START Raw data

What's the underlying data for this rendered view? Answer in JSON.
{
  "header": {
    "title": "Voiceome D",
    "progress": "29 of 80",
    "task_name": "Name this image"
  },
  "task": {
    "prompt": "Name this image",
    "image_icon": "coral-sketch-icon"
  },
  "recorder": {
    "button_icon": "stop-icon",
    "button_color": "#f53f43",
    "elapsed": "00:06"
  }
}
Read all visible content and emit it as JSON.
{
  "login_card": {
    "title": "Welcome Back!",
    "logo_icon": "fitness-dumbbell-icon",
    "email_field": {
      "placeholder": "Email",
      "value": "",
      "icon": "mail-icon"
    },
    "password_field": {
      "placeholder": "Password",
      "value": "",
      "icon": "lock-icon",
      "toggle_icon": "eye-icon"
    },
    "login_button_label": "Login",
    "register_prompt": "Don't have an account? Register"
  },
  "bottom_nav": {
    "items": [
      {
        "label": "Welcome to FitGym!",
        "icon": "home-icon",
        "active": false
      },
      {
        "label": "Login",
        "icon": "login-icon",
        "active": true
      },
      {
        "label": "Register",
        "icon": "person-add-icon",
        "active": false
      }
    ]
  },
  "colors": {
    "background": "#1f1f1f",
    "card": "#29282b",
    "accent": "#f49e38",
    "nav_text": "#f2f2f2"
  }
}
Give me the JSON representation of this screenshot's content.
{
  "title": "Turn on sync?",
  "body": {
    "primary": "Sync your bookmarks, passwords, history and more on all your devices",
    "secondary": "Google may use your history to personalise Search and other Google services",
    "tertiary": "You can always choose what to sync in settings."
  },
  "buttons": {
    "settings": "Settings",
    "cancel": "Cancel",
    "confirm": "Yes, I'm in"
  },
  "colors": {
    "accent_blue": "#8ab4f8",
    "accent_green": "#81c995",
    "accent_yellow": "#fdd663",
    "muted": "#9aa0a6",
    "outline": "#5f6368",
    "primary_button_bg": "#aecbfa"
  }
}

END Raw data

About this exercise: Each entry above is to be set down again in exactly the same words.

Answer section:
What's the underlying data for this rendered view? Answer in JSON.
{
  "header": {
    "title": "Voiceome D",
    "progress": "29 of 80",
    "task_name": "Name this image"
  },
  "task": {
    "prompt": "Name this image",
    "image_icon": "coral-sketch-icon"
  },
  "recorder": {
    "button_icon": "stop-icon",
    "button_color": "#f53f43",
    "elapsed": "00:06"
  }
}
Read all visible content and emit it as JSON.
{
  "login_card": {
    "title": "Welcome Back!",
    "logo_icon": "fitness-dumbbell-icon",
    "email_field": {
      "placeholder": "Email",
      "value": "",
      "icon": "mail-icon"
    },
    "password_field": {
      "placeholder": "Password",
      "value": "",
      "icon": "lock-icon",
      "toggle_icon": "eye-icon"
    },
    "login_button_label": "Login",
    "register_prompt": "Don't have an account? Register"
  },
  "bottom_nav": {
    "items": [
      {
        "label": "Welcome to FitGym!",
        "icon": "home-icon",
        "active": false
      },
      {
        "label": "Login",
        "icon": "login-icon",
        "active": true
      },
      {
        "label": "Register",
        "icon": "person-add-icon",
        "active": false
      }
    ]
  },
  "colors": {
    "background": "#1f1f1f",
    "card": "#29282b",
    "accent": "#f49e38",
    "nav_text": "#f2f2f2"
  }
}
Give me the JSON representation of this screenshot's content.
{
  "title": "Turn on sync?",
  "body": {
    "primary": "Sync your bookmarks, passwords, history and more on all your devices",
    "secondary": "Google may use your history to personalise Search and other Google services",
    "tertiary": "You can always choose what to sync in settings."
  },
  "buttons": {
    "settings": "Settings",
    "cancel": "Cancel",
    "confirm": "Yes, I'm in"
  },
  "colors": {
    "accent_blue": "#8ab4f8",
    "accent_green": "#81c995",
    "accent_yellow": "#fdd663",
    "muted": "#9aa0a6",
    "outline": "#5f6368",
    "primary_button_bg": "#aecbfa"
  }
}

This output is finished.